"This is a book full of those wonderful moments of familiarity that spring upon us when we find a story exactly like something we have experienced in our own lives. When women read Charlotte Bronte's Jane Eyre, for example, we find inspiration in her rebellion against her poverty and femaleness. When her determined sense of self brings her, at last, to a marvelous outcome, we rejoice with her, wondering if we can make it too. Jody Bower's many examples of women who wander 'from place to place searching for love or freedom or answers,' drawn from novels and stories, myths and folk tales, genre fiction and popular culture, women's biography and autobiography, make her book a treasure trove of epiphany and identification. Women, and men who genuinely desire to understand the true shape of women's lives, will find Bower's discernment of the differences between the journey of the male hero as outlined by Joseph Campbell and the heroine's wanderings, drawn from her large sample of readings, as illuminating as they are startling." --Annis Pratt, author of Archetypal Patterns in Women's Fiction, Dancing with Goddesses, and The Marshlanders Series (www. annisvpratt.com)
"Referencing mythology, fairy tales, Jungian psychology, "romance novels", science fiction, and classics from women's literature, Bower describes, dissects, and redefines the idea of women on the heroic journey.
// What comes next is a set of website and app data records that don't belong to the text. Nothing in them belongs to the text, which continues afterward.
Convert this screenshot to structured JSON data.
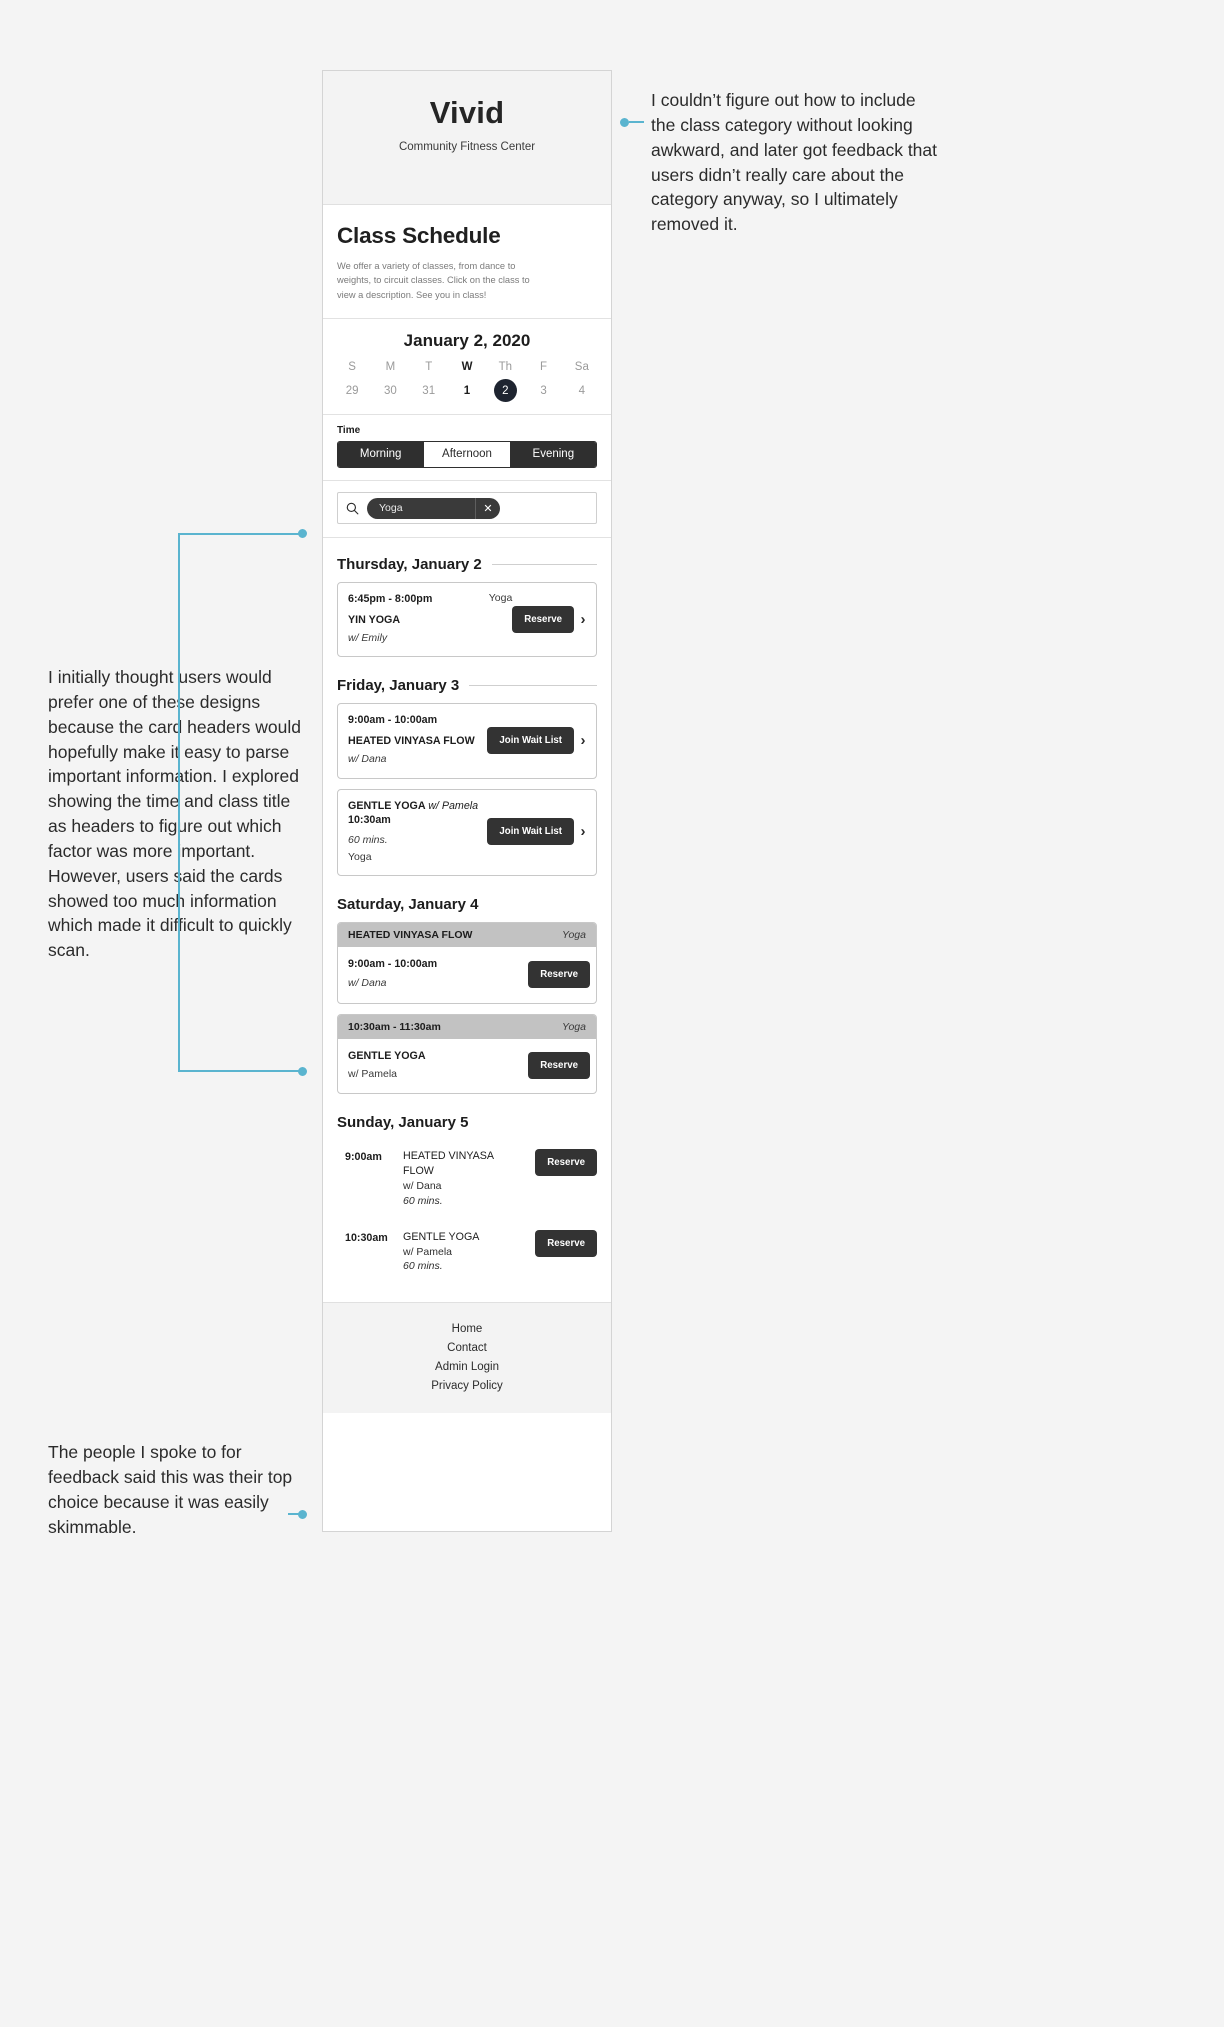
{
  "app": {
    "brand_name": "Vivid",
    "brand_tagline": "Community Fitness Center",
    "page_title": "Class Schedule",
    "page_description": "We offer a variety of classes, from dance to weights, to circuit classes. Click on the class to view a description. See you in class!"
  },
  "calendar": {
    "title": "January 2, 2020",
    "dow": [
      "S",
      "M",
      "T",
      "W",
      "Th",
      "F",
      "Sa"
    ],
    "current_dow_index": 3,
    "days": [
      "29",
      "30",
      "31",
      "1",
      "2",
      "3",
      "4"
    ],
    "selected_index": 4,
    "current_index": 3
  },
  "filters": {
    "time_label": "Time",
    "segments": [
      {
        "label": "Morning",
        "selected": true
      },
      {
        "label": "Afternoon",
        "selected": false
      },
      {
        "label": "Evening",
        "selected": true
      }
    ]
  },
  "search": {
    "icon": "search-icon",
    "chip_label": "Yoga",
    "chip_dismiss": "✕"
  },
  "schedule": {
    "days": [
      {
        "heading": "Thursday, January 2",
        "layout": "inline-header",
        "classes": [
          {
            "time": "6:45pm - 8:00pm",
            "category": "Yoga",
            "title": "YIN YOGA",
            "instructor": "w/ Emily",
            "action": "Reserve",
            "chevron": "›"
          }
        ]
      },
      {
        "heading": "Friday, January 3",
        "layout": "inline-header",
        "classes": [
          {
            "time": "9:00am - 10:00am",
            "category": "",
            "title": "HEATED VINYASA FLOW",
            "instructor": "w/ Dana",
            "action": "Join Wait List",
            "chevron": "›"
          },
          {
            "title": "GENTLE YOGA",
            "instructor": "w/ Pamela",
            "time": "10:30am",
            "duration": "60 mins.",
            "category": "Yoga",
            "action": "Join Wait List",
            "chevron": "›"
          }
        ]
      },
      {
        "heading": "Saturday, January 4",
        "layout": "gray-header",
        "classes": [
          {
            "header_left": "HEATED VINYASA FLOW",
            "header_right": "Yoga",
            "time": "9:00am - 10:00am",
            "instructor": "w/ Dana",
            "action": "Reserve"
          },
          {
            "header_left": "10:30am - 11:30am",
            "header_right": "Yoga",
            "title": "GENTLE YOGA",
            "instructor": "w/ Pamela",
            "action": "Reserve"
          }
        ]
      },
      {
        "heading": "Sunday, January 5",
        "layout": "list",
        "classes": [
          {
            "time": "9:00am",
            "title": "HEATED VINYASA FLOW",
            "instructor": "w/ Dana",
            "duration": "60 mins.",
            "action": "Reserve"
          },
          {
            "time": "10:30am",
            "title": "GENTLE YOGA",
            "instructor": "w/ Pamela",
            "duration": "60 mins.",
            "action": "Reserve"
          }
        ]
      }
    ]
  },
  "footer": {
    "links": [
      "Home",
      "Contact",
      "Admin Login",
      "Privacy Policy"
    ]
  },
  "annotations": {
    "right": "I couldn’t figure out how to include the class category without looking awkward, and later got feedback that users didn’t really care about the category anyway, so I ultimately removed it.",
    "left_top": "I initially thought users would prefer one of these designs because the card headers would hopefully make it easy to parse important information. I explored showing the time and class title as headers to figure out which factor was more important. However, users said the cards showed too much information which made it difficult to quickly scan.",
    "left_bottom": "The people I spoke to for feedback said this was their top choice because it was easily skimmable."
  },
  "colors": {
    "accent": "#5ab4cf",
    "dark": "#2f2f2f",
    "selected_day": "#1e2430",
    "card_header": "#c2c2c2"
  }
}
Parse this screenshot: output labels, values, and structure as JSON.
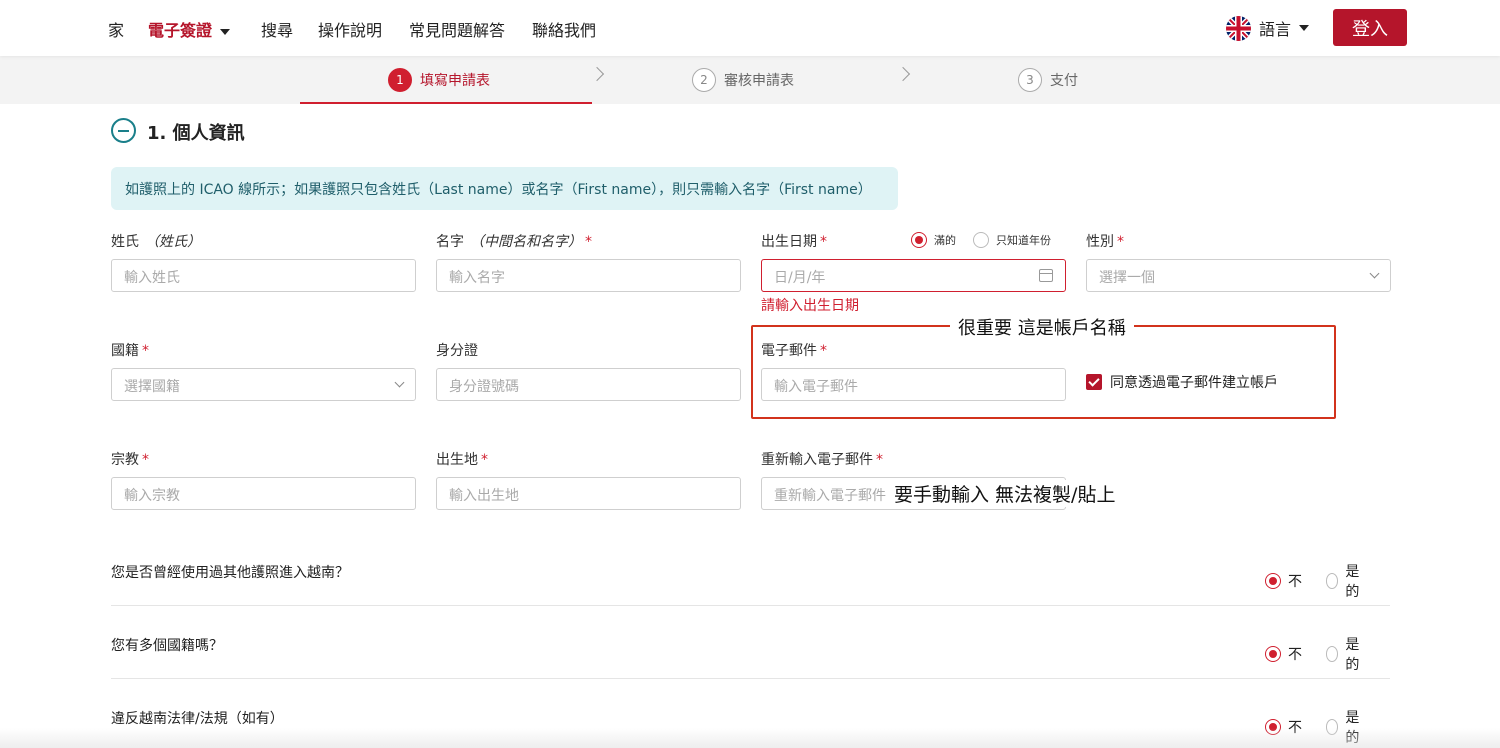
{
  "nav": {
    "items": [
      "家",
      "電子簽證",
      "搜尋",
      "操作說明",
      "常見問題解答",
      "聯絡我們"
    ],
    "language_label": "語言",
    "login_label": "登入"
  },
  "stepper": {
    "steps": [
      {
        "num": "1",
        "label": "填寫申請表"
      },
      {
        "num": "2",
        "label": "審核申請表"
      },
      {
        "num": "3",
        "label": "支付"
      }
    ]
  },
  "section": {
    "title": "1. 個人資訊",
    "notice": "如護照上的 ICAO 線所示；如果護照只包含姓氏（Last name）或名字（First name），則只需輸入名字（First name）"
  },
  "fields": {
    "surname": {
      "label": "姓氏",
      "hint": "（姓氏）",
      "placeholder": "輸入姓氏"
    },
    "given": {
      "label": "名字",
      "hint": "（中間名和名字）",
      "required": "*",
      "placeholder": "輸入名字"
    },
    "dob": {
      "label": "出生日期",
      "required": "*",
      "placeholder": "日/月/年",
      "error": "請輸入出生日期",
      "opt_full": "滿的",
      "opt_year": "只知道年份"
    },
    "gender": {
      "label": "性別",
      "required": "*",
      "placeholder": "選擇一個"
    },
    "nationality": {
      "label": "國籍",
      "required": "*",
      "placeholder": "選擇國籍"
    },
    "id_card": {
      "label": "身分證",
      "placeholder": "身分證號碼"
    },
    "email": {
      "label": "電子郵件",
      "required": "*",
      "placeholder": "輸入電子郵件"
    },
    "consent": {
      "label": "同意透過電子郵件建立帳戶",
      "checked": true
    },
    "religion": {
      "label": "宗教",
      "required": "*",
      "placeholder": "輸入宗教"
    },
    "birthplace": {
      "label": "出生地",
      "required": "*",
      "placeholder": "輸入出生地"
    },
    "email_confirm": {
      "label": "重新輸入電子郵件",
      "required": "*",
      "placeholder": "重新輸入電子郵件"
    }
  },
  "annotations": {
    "box_title": "很重要 這是帳戶名稱",
    "note": "要手動輸入 無法複製/貼上"
  },
  "questions": [
    {
      "text": "您是否曾經使用過其他護照進入越南？",
      "no": "不",
      "yes": "是的",
      "selected": "no"
    },
    {
      "text": "您有多個國籍嗎？",
      "no": "不",
      "yes": "是的",
      "selected": "no"
    },
    {
      "text": "違反越南法律/法規（如有）",
      "no": "不",
      "yes": "是的",
      "selected": "no"
    }
  ],
  "colors": {
    "brand": "#b5152b",
    "error": "#d01f2f",
    "teal": "#1a7f8a"
  }
}
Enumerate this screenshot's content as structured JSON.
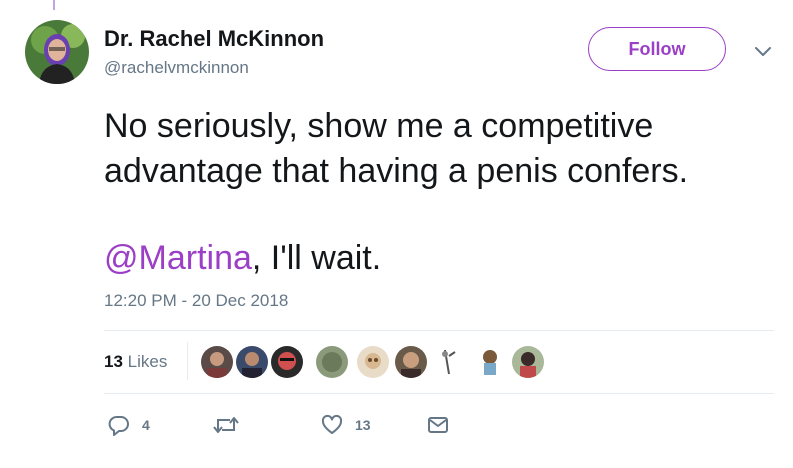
{
  "author": {
    "name": "Dr. Rachel McKinnon",
    "handle": "@rachelvmckinnon"
  },
  "follow_label": "Follow",
  "tweet": {
    "line1": "No seriously, show me a competitive",
    "line2": "advantage that having a penis confers.",
    "mention": "@Martina",
    "line3_rest": ", I'll wait."
  },
  "timestamp": "12:20 PM - 20 Dec 2018",
  "likes": {
    "count": "13",
    "label": "Likes"
  },
  "actions": {
    "reply_count": "4",
    "retweet_count": "",
    "like_count": "13"
  },
  "colors": {
    "accent": "#9b3fc7",
    "secondary_text": "#657786"
  },
  "icons": [
    "reply-icon",
    "retweet-icon",
    "heart-icon",
    "envelope-icon",
    "chevron-down-icon"
  ]
}
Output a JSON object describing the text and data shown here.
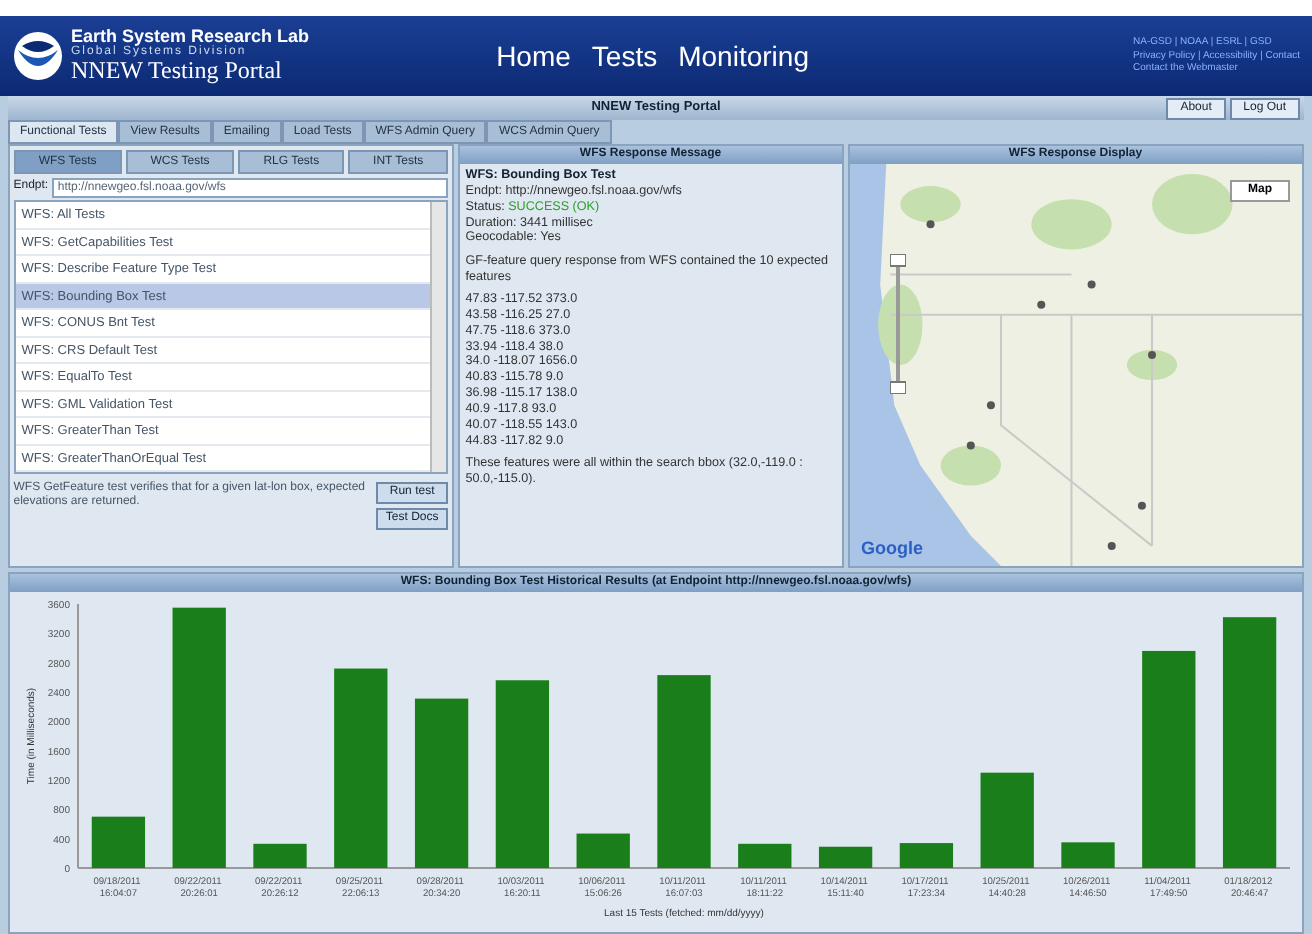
{
  "header": {
    "org": "Earth System Research Lab",
    "division": "Global Systems Division",
    "portal": "NNEW Testing Portal",
    "nav": [
      "Home",
      "Tests",
      "Monitoring"
    ],
    "links": [
      "NA-GSD | NOAA | ESRL | GSD",
      "Privacy Policy | Accessibility | Contact",
      "Contact the Webmaster"
    ]
  },
  "titlebar": {
    "title": "NNEW Testing Portal",
    "buttons": [
      "About",
      "Log Out"
    ]
  },
  "tabs": [
    {
      "label": "Functional Tests",
      "selected": true
    },
    {
      "label": "View Results",
      "selected": false
    },
    {
      "label": "Emailing",
      "selected": false
    },
    {
      "label": "Load Tests",
      "selected": false
    },
    {
      "label": "WFS Admin Query",
      "selected": false
    },
    {
      "label": "WCS Admin Query",
      "selected": false
    }
  ],
  "test_panel": {
    "subtabs": [
      {
        "label": "WFS Tests",
        "selected": true
      },
      {
        "label": "WCS Tests",
        "selected": false
      },
      {
        "label": "RLG Tests",
        "selected": false
      },
      {
        "label": "INT Tests",
        "selected": false
      }
    ],
    "endpoint_label": "Endpt:",
    "endpoint": "http://nnewgeo.fsl.noaa.gov/wfs",
    "tests": [
      {
        "label": "WFS: All Tests",
        "selected": false
      },
      {
        "label": "WFS: GetCapabilities Test",
        "selected": false
      },
      {
        "label": "WFS: Describe Feature Type Test",
        "selected": false
      },
      {
        "label": "WFS: Bounding Box Test",
        "selected": true
      },
      {
        "label": "WFS: CONUS Bnt Test",
        "selected": false
      },
      {
        "label": "WFS: CRS Default Test",
        "selected": false
      },
      {
        "label": "WFS: EqualTo Test",
        "selected": false
      },
      {
        "label": "WFS: GML Validation Test",
        "selected": false
      },
      {
        "label": "WFS: GreaterThan Test",
        "selected": false
      },
      {
        "label": "WFS: GreaterThanOrEqual Test",
        "selected": false
      }
    ],
    "description": "WFS GetFeature test verifies that for a given lat-lon box, expected elevations are returned.",
    "buttons": [
      "Run test",
      "Test Docs"
    ]
  },
  "message_panel": {
    "title": "WFS Response Message",
    "test_name": "WFS: Bounding Box Test",
    "endpoint": "Endpt: http://nnewgeo.fsl.noaa.gov/wfs",
    "status_label": "Status:",
    "status": "SUCCESS (OK)",
    "duration": "Duration: 3441 millisec",
    "geocodable": "Geocodable: Yes",
    "summary": "GF-feature query response from WFS contained the 10 expected features",
    "features": [
      "47.83 -117.52 373.0",
      "43.58 -116.25 27.0",
      "47.75 -118.6 373.0",
      "33.94 -118.4 38.0",
      "34.0 -118.07 1656.0",
      "40.83 -115.78 9.0",
      "36.98 -115.17 138.0",
      "40.9 -117.8 93.0",
      "40.07 -118.55 143.0",
      "44.83 -117.82 9.0"
    ],
    "conclusion": "These features were all within the search bbox (32.0,-119.0 : 50.0,-115.0)."
  },
  "map_panel": {
    "title": "WFS Response Display",
    "map_button": "Map",
    "logo": "Google"
  },
  "history": {
    "title": "WFS: Bounding Box Test Historical Results (at Endpoint http://nnewgeo.fsl.noaa.gov/wfs)",
    "chart_data": {
      "type": "bar",
      "xlabel": "Last 15 Tests (fetched: mm/dd/yyyy)",
      "ylabel": "Time (in Milliseconds)",
      "categories": [
        "09/18/2011 16:04:07",
        "09/22/2011 20:26:01",
        "09/22/2011 20:26:12",
        "09/25/2011 22:06:13",
        "09/28/2011 20:34:20",
        "10/03/2011 16:20:11",
        "10/06/2011 15:06:26",
        "10/11/2011 16:07:03",
        "10/11/2011 18:11:22",
        "10/14/2011 15:11:40",
        "10/17/2011 17:23:34",
        "10/25/2011 14:40:28",
        "10/26/2011 14:46:50",
        "11/04/2011 17:49:50",
        "01/18/2012 20:46:47"
      ],
      "series": [
        {
          "color": "#1a7f1a",
          "values": [
            700,
            3550,
            330,
            2720,
            2310,
            2560,
            470,
            2630,
            330,
            290,
            340,
            1300,
            350,
            2960,
            3420
          ]
        }
      ],
      "ylim": [
        0,
        3600
      ],
      "yticks": [
        0,
        400,
        800,
        1200,
        1600,
        2000,
        2400,
        2800,
        3200,
        3600
      ]
    }
  }
}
With a solid background in Depth Psychology, she has become skilled at peeling away the layers from classic archetypes in order to find the essence that truly applies to women, as well as pinpointing the ways in which society has disempowered (or empowered) those core essences. Lest you think that this book is strictly am academic exercise, know that she takes up the challenge of practical application with topics like The Power of Story and the Imagination, The Frenemy, Problematic Parents and Guardians, Marrying a Fantasy, Refusing Obligations, Sorting the Seeds, Learning Discrimination, The Home of One's Own, Transforming Communities, Leaving a Legacy, and Words as Maps. There's an amazing bibliography which can serve as an almost never-ending supply of book suggestions for a "heroine of the month" discussion group. Let customers know that Bower is bearing testimony to the fact that women truly can change the world, if they are willing to change themselves." --Anna Jedrziewski, Retailing Insight magazine